━━━ Available records
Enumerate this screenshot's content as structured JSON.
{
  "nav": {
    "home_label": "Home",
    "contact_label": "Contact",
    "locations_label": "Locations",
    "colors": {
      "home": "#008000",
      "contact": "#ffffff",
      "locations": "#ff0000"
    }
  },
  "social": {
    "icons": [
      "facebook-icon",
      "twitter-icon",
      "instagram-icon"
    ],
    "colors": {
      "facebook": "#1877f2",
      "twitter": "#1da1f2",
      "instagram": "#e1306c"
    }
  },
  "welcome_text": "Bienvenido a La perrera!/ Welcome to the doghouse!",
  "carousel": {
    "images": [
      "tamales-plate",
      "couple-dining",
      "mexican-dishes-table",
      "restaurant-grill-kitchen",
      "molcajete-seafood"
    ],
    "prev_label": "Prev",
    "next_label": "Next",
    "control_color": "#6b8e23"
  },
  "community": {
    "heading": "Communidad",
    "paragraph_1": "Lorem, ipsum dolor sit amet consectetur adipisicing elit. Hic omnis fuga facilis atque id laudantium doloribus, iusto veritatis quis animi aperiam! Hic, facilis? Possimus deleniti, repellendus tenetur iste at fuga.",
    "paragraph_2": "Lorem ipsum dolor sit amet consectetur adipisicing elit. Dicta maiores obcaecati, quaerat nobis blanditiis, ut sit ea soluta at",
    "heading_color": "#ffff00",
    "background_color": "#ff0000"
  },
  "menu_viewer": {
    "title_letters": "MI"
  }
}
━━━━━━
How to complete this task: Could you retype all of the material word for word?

Completed exercise:
Enumerate this screenshot's content as structured JSON.
{
  "nav": {
    "home_label": "Home",
    "contact_label": "Contact",
    "locations_label": "Locations",
    "colors": {
      "home": "#008000",
      "contact": "#ffffff",
      "locations": "#ff0000"
    }
  },
  "social": {
    "icons": [
      "facebook-icon",
      "twitter-icon",
      "instagram-icon"
    ],
    "colors": {
      "facebook": "#1877f2",
      "twitter": "#1da1f2",
      "instagram": "#e1306c"
    }
  },
  "welcome_text": "Bienvenido a La perrera!/ Welcome to the doghouse!",
  "carousel": {
    "images": [
      "tamales-plate",
      "couple-dining",
      "mexican-dishes-table",
      "restaurant-grill-kitchen",
      "molcajete-seafood"
    ],
    "prev_label": "Prev",
    "next_label": "Next",
    "control_color": "#6b8e23"
  },
  "community": {
    "heading": "Communidad",
    "paragraph_1": "Lorem, ipsum dolor sit amet consectetur adipisicing elit. Hic omnis fuga facilis atque id laudantium doloribus, iusto veritatis quis animi aperiam! Hic, facilis? Possimus deleniti, repellendus tenetur iste at fuga.",
    "paragraph_2": "Lorem ipsum dolor sit amet consectetur adipisicing elit. Dicta maiores obcaecati, quaerat nobis blanditiis, ut sit ea soluta at",
    "heading_color": "#ffff00",
    "background_color": "#ff0000"
  },
  "menu_viewer": {
    "title_letters": "MI"
  }
}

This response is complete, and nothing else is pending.